By Garrett Haake/NBC News
MODESTO, Calif. — Democratic presidential candidate Beto O’Rourke on Monday released a sweeping, $5 trillion plan to combat what he regularly refers to as the “greatest threat” our nation faces: climate change.
O’Rourke’s four-pillar framework, detailed in a campaign memo, combines proposed executive action with legislation he pledges to introduce within his first 100 days in office and outlines further steps to take in response to climate-related disasters in the future. It amounts to the first major policy rollout for a campaign that critics have targeted for being light on specifics.
“The greatest threat we face — which will test our country, our democracy, every single one of us — is climate change,” the former Texas congressman said in a statement accompanying the release of the plan. “We have one last chance to unleash the ingenuity and political will of hundreds of millions of Americans to meet this moment before it’s too late.”
On the campaign trail, O’Rourke regularly takes questions about climate change, including on Friday, when he told a questioner in Las Vegas that it was his “north star” issue — citing his children and the need to act to protect their generation.
The plan begins with proposed executive actions, including rejoining the Paris climate agreement on day one of an O’Rourke administration and moving quickly to raise efficiency standards for buildings, cars and appliances. Longer term executive actions include setting a net-zero emissions carbon budget for federal lands by 2030 and adding more national parks and monuments to protect land and seascapes.
The meat of the O’Rourke plan is a promise to send Congress, as his first piece of legislation, a bill that would mobilize $5 trillion over the next 10 years to upgrade infrastructure and spur innovation — including more than a trillion dollars in tax incentives to reduce emissions, and $250 billion dedicated directly to research and development.
O’Rourke proposes to mobilize this capital with a $1.5 trillion investment from “revenues generated by structural changes to the tax code that ensure corporations and the wealthiest among us pay their fair share and that we finally end the tens of billions of dollars of tax breaks currently given to fossil fuel companies,” according to his campaign’s release.

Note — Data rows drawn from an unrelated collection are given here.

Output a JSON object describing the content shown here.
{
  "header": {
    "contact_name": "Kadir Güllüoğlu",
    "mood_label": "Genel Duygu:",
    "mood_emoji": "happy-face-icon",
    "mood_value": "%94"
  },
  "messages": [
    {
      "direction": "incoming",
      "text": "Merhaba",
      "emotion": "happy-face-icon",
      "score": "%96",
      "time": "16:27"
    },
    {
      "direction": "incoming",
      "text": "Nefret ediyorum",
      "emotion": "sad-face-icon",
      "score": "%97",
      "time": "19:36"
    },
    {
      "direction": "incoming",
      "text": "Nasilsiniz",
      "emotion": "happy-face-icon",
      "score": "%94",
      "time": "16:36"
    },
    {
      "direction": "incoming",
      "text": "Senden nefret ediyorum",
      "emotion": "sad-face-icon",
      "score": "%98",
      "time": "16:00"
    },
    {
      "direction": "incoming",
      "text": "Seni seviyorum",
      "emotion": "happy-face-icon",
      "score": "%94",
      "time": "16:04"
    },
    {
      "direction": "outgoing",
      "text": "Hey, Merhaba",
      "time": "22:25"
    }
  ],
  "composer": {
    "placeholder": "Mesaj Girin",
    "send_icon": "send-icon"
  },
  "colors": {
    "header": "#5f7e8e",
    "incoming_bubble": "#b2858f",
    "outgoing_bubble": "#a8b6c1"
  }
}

The O’Rourke plan also has an ambitious long range goal — in line with the Green New Deal, which O’Rourke supports — to guarantee the United States becomes a net-zero emissions country by 2050. The framework proposes to work with Congress to set a “legally enforceable standard” in the administration’s first 100 days, with a goal to be halfway to net-zero by 2030.
The plan’s fourth pillar focuses on fighting the most immediate impacts of climate change, in the form of severe weather. O’Rourke proposes to expand federal crop insurance programs, increase spending on pre-disaster mitigation grants, and develop legislation to make sure communities affected by disasters build back stronger after storms.
O’Rourke campaign spokesman Chris Evans said the plan was developed in concert with “impacted individuals and communities, academics, scientists, entrepreneurs, advocates and activists, and local, state, tribal and federal government leaders.”
Evans added that O’Rourke has learned first-hand about floods in Iowa, drought in Nevada, and the fight over offshore drilling in South Carolina — directly linking the plan’s development to O’Rourke’s early campaigning, which has included dozens of town-hall-style events in which climate change is a regular topic.